NBA

NBA: Is Russell Westbrook the Problem with the Oklahoma City Thunder?

Russell Westbrook might be the reason the Oklahoma City Thunder can't win in the playoffs.

Russell Westbrook and the Oklahoma City Thunder found themselves on the losing end of another first-round playoff series in the 2019 NBA playoffs. Their series loss against the Portland Trail Blazers was the third straight one-and-done series for OKC. Now, there are a lot of questions as to whether Russell Westbrook can continue to be the franchise’s best player. He might be one of the most underrated players in NBA history, but some wonder if Oklahoma City should try to move on from the talented former MVP who is a triple-double machine and restart things with Paul George at the helm. With that in mind let’s explore if Russell Westbrook is the problem with the Oklahoma City Thunder.

Thunder playoff woes

Since Kevin Durant left for Golden State, Oklahoma City has looked overmatched in each of their playoff series losses. They lost in five games to the Houston Rockets in 2017, and they followed it up with a six-game loss to the Utah Jazz last season. This year things were supposed to be different, as the Thunder looked to be a legitimate threat to Golden State in the West.

However, Russell Westbrook’s antics towards Portland Trail Blazers All-Star guard Damian Lillard proved to be too much for the Thunder to handle. Lillard took all the trash talk personally, and he put Portland on his back in an easy five-game series win. The defining moment of the series was Lillard hitting a 37 foot 3-pointer in front of Paul George to win the series as time expired.

After Lillard made the shot, he waved goodbye to Oklahoma City and celebrated with his teammates in one of the coldest moments the league has ever seen. If Westbrook can’t get out of the first round next season, can you expected it to happen at all?

Shooting decline

Westbrook’s shooting has dramatically fallen off since his MVP season in 2016-17. He shot 42% from the field, 34% from behind the arc, and 84% at the free-throw line that year. Last season, his 3-point percentage dropped to roughly 30%, and his free-throw percentage dropped to 74%.
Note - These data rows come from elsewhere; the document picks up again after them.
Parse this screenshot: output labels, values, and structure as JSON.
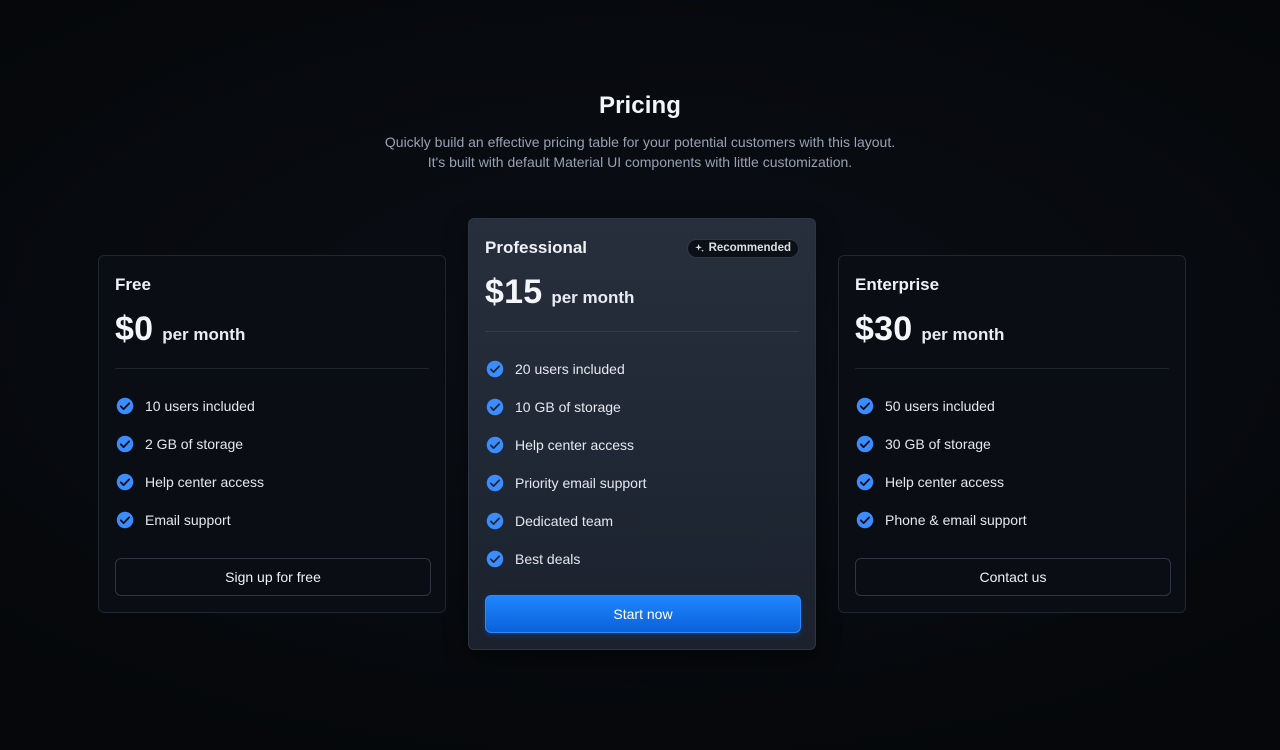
{
  "header": {
    "title": "Pricing",
    "subtitle_line1": "Quickly build an effective pricing table for your potential customers with this layout.",
    "subtitle_line2": "It's built with default Material UI components with little customization."
  },
  "colors": {
    "accent": "#1976ff",
    "check": "#3b8cff",
    "background": "#05070a"
  },
  "plans": [
    {
      "name": "Free",
      "price": "$0",
      "period": "per month",
      "features": [
        "10 users included",
        "2 GB of storage",
        "Help center access",
        "Email support"
      ],
      "button": "Sign up for free"
    },
    {
      "name": "Professional",
      "badge": "Recommended",
      "badge_icon": "sparkle-icon",
      "price": "$15",
      "period": "per month",
      "features": [
        "20 users included",
        "10 GB of storage",
        "Help center access",
        "Priority email support",
        "Dedicated team",
        "Best deals"
      ],
      "button": "Start now"
    },
    {
      "name": "Enterprise",
      "price": "$30",
      "period": "per month",
      "features": [
        "50 users included",
        "30 GB of storage",
        "Help center access",
        "Phone & email support"
      ],
      "button": "Contact us"
    }
  ],
  "icons": {
    "feature": "check-circle-icon"
  }
}
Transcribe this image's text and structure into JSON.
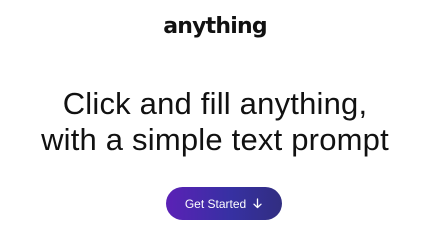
{
  "brand": {
    "logo_text": "anything"
  },
  "hero": {
    "line1": "Click and fill anything,",
    "line2": "with a simple text prompt"
  },
  "cta": {
    "label": "Get Started",
    "icon": "arrow-down-icon"
  },
  "colors": {
    "background": "#ffffff",
    "text": "#111111",
    "button_start": "#5b21b6",
    "button_end": "#312e81",
    "button_text": "#ffffff"
  }
}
Westbrook suffered the biggest decline of all this season. He shot just over 65% at the line and put up just 22.9 points per game, his lowest output since 2013-14. If he continues to decline shooting the ball (something he has vowed to work on this offseason), his efficiency will make him less than desirable on the trading block.

Massive contract

Russell Westbrook has four years remaining on his deal, and he will make at least a $38 million per season going forward. The final year of his contract when he is 33 years old will cost Oklahoma City $47 million. If his play keeps declining, he won’t be worth the money, but the Thunder might not be able to move him. Don’t expect many teams to look to make a deal for a player on a Supermax deal whose shooting has declined drastically in two seasons.

Coach Billy Donovan

Russell Westbrook might be the reason the Oklahoma City Thunder can't win in the playoffs.
Thunder coach Billy Donovan (right) isn’t the greatest tactician. | Adam Glanzman/Getty Images

Is Billy Donovan one of the other problems for Oklahoma City? Donovan was never viewed as an X’s & O’s strategist during his time at the University of Florida, and he has shown he easily can be outcoached in a playoff series. Yes, he took the Thunder to the Western Conference finals, but they had a 3-1 lead against Golden State, but they lost in seven games as Durant and Westbrook seemed to have no direction of how to do things on the offensive end of the floor.

Is Russell Westbrook is the problem with the Thunder?

After looking at everything regarding Oklahoma City Thunder superstar Russell Westbrook, we can say that he is a part of the problem for the team, but he isn’t the only one. A lack of talent at times and iffy coaching decisions don’t help the cause, but Westbrook’s overall decline is a culprit in the recent Thunder woes. Who do you expect to help Oklahoma City turn their playoff misfortune around?